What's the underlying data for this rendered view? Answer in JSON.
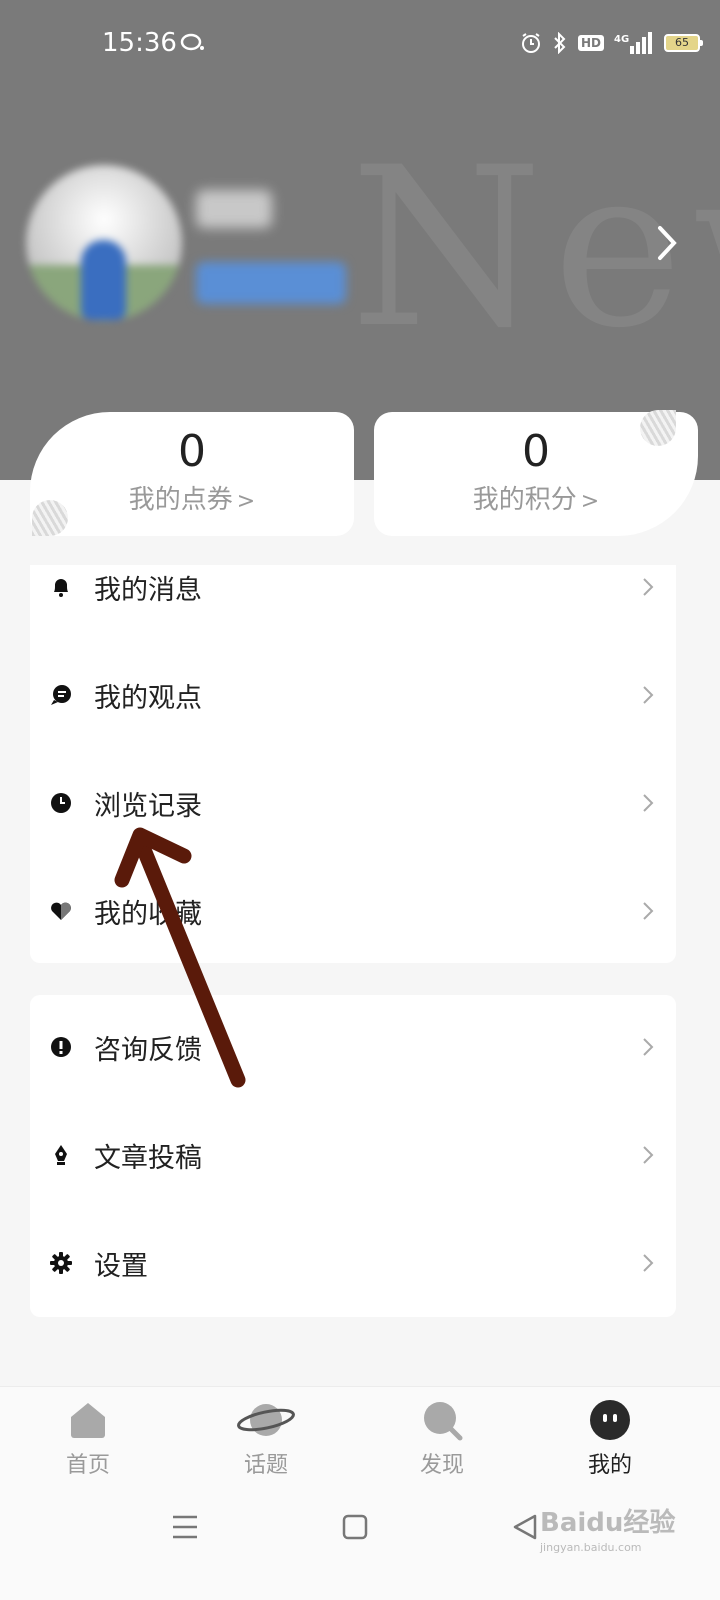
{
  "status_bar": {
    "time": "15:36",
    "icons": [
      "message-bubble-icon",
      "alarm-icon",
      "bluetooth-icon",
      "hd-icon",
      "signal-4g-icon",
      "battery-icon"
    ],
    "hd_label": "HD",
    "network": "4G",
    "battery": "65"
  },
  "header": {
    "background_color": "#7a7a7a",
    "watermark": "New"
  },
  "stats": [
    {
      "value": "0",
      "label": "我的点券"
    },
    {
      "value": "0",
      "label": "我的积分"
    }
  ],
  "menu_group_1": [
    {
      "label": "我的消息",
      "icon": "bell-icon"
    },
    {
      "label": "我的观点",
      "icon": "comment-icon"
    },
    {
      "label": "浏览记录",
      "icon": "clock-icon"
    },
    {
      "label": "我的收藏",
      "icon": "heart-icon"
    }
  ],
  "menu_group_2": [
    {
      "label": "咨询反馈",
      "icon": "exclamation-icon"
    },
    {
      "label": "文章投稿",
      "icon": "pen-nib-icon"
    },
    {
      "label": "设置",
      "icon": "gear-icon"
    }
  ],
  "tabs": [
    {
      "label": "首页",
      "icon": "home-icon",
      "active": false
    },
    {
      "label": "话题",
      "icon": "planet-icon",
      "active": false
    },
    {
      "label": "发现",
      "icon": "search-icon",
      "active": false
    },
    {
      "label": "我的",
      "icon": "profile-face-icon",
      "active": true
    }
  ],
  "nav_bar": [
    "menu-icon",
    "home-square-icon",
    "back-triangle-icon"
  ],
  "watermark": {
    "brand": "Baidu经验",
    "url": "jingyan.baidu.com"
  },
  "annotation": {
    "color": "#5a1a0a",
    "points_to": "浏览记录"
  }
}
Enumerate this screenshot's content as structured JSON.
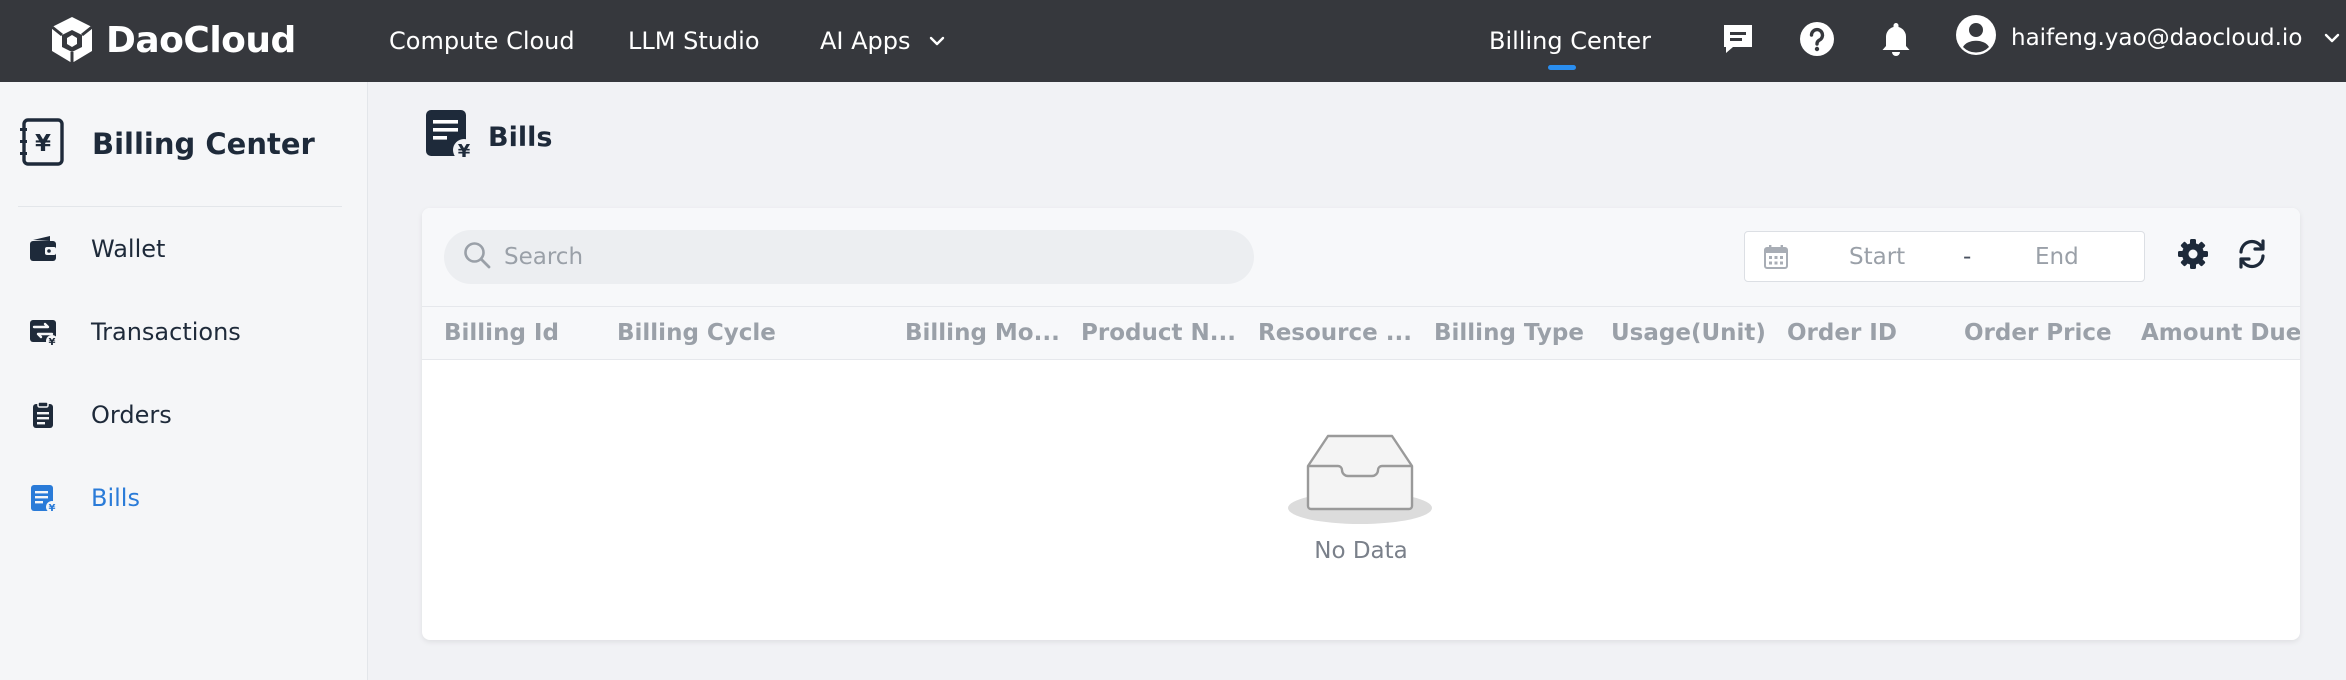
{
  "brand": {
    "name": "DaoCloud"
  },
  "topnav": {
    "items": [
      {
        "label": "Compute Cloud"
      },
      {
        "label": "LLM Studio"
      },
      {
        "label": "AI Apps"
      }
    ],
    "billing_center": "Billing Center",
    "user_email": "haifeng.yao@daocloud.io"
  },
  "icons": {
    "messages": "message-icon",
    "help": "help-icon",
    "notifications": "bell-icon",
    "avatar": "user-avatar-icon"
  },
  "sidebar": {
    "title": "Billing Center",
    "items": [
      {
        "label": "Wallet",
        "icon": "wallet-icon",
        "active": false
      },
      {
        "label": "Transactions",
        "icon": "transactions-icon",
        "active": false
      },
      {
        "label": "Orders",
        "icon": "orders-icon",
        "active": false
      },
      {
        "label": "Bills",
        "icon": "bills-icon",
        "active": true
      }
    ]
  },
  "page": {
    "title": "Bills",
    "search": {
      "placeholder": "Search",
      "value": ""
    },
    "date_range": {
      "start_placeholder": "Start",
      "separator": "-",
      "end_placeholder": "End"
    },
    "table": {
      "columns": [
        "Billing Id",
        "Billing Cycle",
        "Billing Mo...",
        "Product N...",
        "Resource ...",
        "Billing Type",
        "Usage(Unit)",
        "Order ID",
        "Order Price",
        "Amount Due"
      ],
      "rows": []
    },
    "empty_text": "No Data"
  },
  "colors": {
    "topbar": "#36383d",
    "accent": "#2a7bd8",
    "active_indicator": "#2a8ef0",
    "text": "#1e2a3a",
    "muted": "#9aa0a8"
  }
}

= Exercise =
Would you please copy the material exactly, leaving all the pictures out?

= Answer section =
What's the underlying data for this rendered view? Answer in JSON.
{
  "status_bar": {
    "time": "15:36",
    "icons": [
      "message-bubble-icon",
      "alarm-icon",
      "bluetooth-icon",
      "hd-icon",
      "signal-4g-icon",
      "battery-icon"
    ],
    "hd_label": "HD",
    "network": "4G",
    "battery": "65"
  },
  "header": {
    "background_color": "#7a7a7a",
    "watermark": "New"
  },
  "stats": [
    {
      "value": "0",
      "label": "我的点券"
    },
    {
      "value": "0",
      "label": "我的积分"
    }
  ],
  "menu_group_1": [
    {
      "label": "我的消息",
      "icon": "bell-icon"
    },
    {
      "label": "我的观点",
      "icon": "comment-icon"
    },
    {
      "label": "浏览记录",
      "icon": "clock-icon"
    },
    {
      "label": "我的收藏",
      "icon": "heart-icon"
    }
  ],
  "menu_group_2": [
    {
      "label": "咨询反馈",
      "icon": "exclamation-icon"
    },
    {
      "label": "文章投稿",
      "icon": "pen-nib-icon"
    },
    {
      "label": "设置",
      "icon": "gear-icon"
    }
  ],
  "tabs": [
    {
      "label": "首页",
      "icon": "home-icon",
      "active": false
    },
    {
      "label": "话题",
      "icon": "planet-icon",
      "active": false
    },
    {
      "label": "发现",
      "icon": "search-icon",
      "active": false
    },
    {
      "label": "我的",
      "icon": "profile-face-icon",
      "active": true
    }
  ],
  "nav_bar": [
    "menu-icon",
    "home-square-icon",
    "back-triangle-icon"
  ],
  "watermark": {
    "brand": "Baidu经验",
    "url": "jingyan.baidu.com"
  },
  "annotation": {
    "color": "#5a1a0a",
    "points_to": "浏览记录"
  }
}
Enumerate this screenshot's content as structured JSON.
{
  "brand": {
    "name": "DaoCloud"
  },
  "topnav": {
    "items": [
      {
        "label": "Compute Cloud"
      },
      {
        "label": "LLM Studio"
      },
      {
        "label": "AI Apps"
      }
    ],
    "billing_center": "Billing Center",
    "user_email": "haifeng.yao@daocloud.io"
  },
  "icons": {
    "messages": "message-icon",
    "help": "help-icon",
    "notifications": "bell-icon",
    "avatar": "user-avatar-icon"
  },
  "sidebar": {
    "title": "Billing Center",
    "items": [
      {
        "label": "Wallet",
        "icon": "wallet-icon",
        "active": false
      },
      {
        "label": "Transactions",
        "icon": "transactions-icon",
        "active": false
      },
      {
        "label": "Orders",
        "icon": "orders-icon",
        "active": false
      },
      {
        "label": "Bills",
        "icon": "bills-icon",
        "active": true
      }
    ]
  },
  "page": {
    "title": "Bills",
    "search": {
      "placeholder": "Search",
      "value": ""
    },
    "date_range": {
      "start_placeholder": "Start",
      "separator": "-",
      "end_placeholder": "End"
    },
    "table": {
      "columns": [
        "Billing Id",
        "Billing Cycle",
        "Billing Mo...",
        "Product N...",
        "Resource ...",
        "Billing Type",
        "Usage(Unit)",
        "Order ID",
        "Order Price",
        "Amount Due"
      ],
      "rows": []
    },
    "empty_text": "No Data"
  },
  "colors": {
    "topbar": "#36383d",
    "accent": "#2a7bd8",
    "active_indicator": "#2a8ef0",
    "text": "#1e2a3a",
    "muted": "#9aa0a8"
  }
}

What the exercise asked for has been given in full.